======== THE RECORDS
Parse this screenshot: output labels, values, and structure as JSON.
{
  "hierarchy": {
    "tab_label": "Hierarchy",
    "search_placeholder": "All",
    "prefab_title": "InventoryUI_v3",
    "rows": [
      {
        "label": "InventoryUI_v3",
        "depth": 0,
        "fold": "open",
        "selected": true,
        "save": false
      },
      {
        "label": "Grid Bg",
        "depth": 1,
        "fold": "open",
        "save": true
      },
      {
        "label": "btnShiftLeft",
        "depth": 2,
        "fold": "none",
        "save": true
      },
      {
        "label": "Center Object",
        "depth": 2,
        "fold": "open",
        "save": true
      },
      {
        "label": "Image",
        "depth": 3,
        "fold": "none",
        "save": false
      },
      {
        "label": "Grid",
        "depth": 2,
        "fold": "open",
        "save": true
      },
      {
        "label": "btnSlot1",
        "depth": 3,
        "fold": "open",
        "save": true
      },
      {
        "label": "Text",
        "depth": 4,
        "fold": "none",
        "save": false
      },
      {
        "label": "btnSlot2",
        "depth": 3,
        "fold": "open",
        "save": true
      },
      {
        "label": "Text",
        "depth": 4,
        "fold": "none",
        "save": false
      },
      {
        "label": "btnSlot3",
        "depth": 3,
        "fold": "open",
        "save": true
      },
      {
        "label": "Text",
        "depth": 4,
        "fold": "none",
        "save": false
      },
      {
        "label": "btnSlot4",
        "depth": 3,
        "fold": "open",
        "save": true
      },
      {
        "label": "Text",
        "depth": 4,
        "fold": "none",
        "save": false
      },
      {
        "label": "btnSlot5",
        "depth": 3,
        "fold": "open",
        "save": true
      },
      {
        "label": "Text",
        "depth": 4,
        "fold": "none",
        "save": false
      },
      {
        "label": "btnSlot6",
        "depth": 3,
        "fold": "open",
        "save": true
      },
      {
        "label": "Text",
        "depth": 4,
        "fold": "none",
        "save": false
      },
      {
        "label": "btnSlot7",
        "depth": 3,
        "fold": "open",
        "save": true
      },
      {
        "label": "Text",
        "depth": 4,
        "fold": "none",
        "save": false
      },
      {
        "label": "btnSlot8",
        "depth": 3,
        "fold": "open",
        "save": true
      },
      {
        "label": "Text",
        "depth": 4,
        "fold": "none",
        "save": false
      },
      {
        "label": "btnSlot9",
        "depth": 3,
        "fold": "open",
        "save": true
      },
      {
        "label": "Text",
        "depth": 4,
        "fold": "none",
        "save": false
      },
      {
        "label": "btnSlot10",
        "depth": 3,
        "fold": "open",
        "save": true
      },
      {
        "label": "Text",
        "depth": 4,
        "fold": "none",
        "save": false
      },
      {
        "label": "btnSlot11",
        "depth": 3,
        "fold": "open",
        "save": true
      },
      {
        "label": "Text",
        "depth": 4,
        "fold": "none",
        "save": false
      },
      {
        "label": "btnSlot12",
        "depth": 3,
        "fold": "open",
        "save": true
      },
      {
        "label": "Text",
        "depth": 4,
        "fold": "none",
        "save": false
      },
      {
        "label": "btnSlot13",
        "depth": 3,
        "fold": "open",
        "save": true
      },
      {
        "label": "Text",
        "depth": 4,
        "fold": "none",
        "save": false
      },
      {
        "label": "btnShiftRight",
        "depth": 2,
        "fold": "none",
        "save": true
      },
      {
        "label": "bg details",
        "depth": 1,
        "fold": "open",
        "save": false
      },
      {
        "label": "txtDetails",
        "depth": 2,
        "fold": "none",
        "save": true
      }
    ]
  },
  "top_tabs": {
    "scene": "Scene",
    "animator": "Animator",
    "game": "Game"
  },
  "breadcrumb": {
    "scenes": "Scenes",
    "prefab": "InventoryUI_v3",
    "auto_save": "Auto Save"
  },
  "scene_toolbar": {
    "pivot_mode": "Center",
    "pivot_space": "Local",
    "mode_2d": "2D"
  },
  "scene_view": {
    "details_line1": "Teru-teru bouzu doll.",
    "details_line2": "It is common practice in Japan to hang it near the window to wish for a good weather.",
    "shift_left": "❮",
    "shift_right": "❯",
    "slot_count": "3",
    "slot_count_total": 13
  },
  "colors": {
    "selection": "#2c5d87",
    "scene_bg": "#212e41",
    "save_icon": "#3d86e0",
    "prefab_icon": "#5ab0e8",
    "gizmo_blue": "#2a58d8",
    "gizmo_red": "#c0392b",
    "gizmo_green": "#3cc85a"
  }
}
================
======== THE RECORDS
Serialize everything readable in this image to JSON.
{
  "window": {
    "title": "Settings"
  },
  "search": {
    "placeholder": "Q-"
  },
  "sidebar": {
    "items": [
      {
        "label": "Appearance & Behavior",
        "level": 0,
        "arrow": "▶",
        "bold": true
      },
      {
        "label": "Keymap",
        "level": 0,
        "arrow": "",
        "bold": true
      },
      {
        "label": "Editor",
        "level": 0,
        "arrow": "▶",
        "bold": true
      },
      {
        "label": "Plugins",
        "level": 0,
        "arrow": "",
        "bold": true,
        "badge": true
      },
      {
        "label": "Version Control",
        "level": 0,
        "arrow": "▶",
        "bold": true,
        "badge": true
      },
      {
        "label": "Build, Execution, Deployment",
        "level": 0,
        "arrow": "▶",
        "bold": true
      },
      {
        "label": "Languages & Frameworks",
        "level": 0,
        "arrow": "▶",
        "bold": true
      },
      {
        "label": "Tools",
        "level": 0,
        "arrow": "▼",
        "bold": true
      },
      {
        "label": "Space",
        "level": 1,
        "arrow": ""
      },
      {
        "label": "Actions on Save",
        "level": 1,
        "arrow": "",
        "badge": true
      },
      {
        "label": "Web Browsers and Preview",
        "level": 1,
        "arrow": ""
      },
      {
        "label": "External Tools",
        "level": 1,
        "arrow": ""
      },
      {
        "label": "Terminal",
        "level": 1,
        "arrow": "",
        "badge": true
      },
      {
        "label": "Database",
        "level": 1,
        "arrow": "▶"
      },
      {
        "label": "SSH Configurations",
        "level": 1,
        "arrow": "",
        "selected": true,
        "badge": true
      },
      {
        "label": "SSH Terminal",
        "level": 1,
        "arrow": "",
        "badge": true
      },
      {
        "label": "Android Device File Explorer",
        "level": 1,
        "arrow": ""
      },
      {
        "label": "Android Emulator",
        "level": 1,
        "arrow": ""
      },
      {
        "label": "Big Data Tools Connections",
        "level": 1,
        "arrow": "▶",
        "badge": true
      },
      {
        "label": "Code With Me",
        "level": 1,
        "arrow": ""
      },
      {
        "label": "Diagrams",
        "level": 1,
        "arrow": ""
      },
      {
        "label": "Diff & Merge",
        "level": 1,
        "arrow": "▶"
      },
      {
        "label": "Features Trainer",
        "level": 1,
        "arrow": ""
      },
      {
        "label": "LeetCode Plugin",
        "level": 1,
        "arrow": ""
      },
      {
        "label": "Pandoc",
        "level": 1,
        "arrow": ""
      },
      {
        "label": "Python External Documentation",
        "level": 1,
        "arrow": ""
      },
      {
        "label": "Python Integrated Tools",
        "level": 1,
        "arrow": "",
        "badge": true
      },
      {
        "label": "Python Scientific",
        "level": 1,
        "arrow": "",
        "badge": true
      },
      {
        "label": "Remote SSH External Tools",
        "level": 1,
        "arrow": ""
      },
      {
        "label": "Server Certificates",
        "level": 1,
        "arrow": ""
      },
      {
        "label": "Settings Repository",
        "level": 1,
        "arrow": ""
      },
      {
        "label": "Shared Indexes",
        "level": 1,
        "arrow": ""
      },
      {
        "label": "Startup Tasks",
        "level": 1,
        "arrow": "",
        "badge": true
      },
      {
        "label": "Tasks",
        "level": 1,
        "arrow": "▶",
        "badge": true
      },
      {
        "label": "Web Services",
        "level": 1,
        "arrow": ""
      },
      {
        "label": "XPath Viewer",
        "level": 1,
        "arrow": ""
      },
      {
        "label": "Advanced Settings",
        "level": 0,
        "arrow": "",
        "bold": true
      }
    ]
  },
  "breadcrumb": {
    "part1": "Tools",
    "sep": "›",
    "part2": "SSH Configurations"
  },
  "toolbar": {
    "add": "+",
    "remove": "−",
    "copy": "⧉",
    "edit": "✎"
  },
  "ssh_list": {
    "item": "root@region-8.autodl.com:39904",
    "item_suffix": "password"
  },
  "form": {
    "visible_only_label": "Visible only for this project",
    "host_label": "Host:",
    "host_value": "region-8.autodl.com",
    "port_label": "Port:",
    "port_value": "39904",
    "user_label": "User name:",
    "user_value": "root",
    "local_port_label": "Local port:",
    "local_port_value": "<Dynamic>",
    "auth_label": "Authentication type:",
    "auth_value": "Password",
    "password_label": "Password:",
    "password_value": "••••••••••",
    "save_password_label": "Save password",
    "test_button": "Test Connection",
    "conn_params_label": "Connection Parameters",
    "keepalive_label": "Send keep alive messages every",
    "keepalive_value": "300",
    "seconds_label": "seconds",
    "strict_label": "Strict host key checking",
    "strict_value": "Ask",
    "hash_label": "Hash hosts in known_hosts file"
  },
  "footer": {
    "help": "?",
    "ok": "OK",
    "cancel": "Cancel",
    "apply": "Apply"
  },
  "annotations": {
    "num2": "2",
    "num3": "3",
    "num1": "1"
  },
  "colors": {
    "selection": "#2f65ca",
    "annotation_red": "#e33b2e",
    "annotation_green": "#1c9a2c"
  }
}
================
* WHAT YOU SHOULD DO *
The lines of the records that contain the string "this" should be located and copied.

* PROBLEM SOLUTION *
Parse this screenshot: output labels, values, and structure as JSON.
Serialize everything readable in this image to JSON.
    "visible_only_label": "Visible only for this project",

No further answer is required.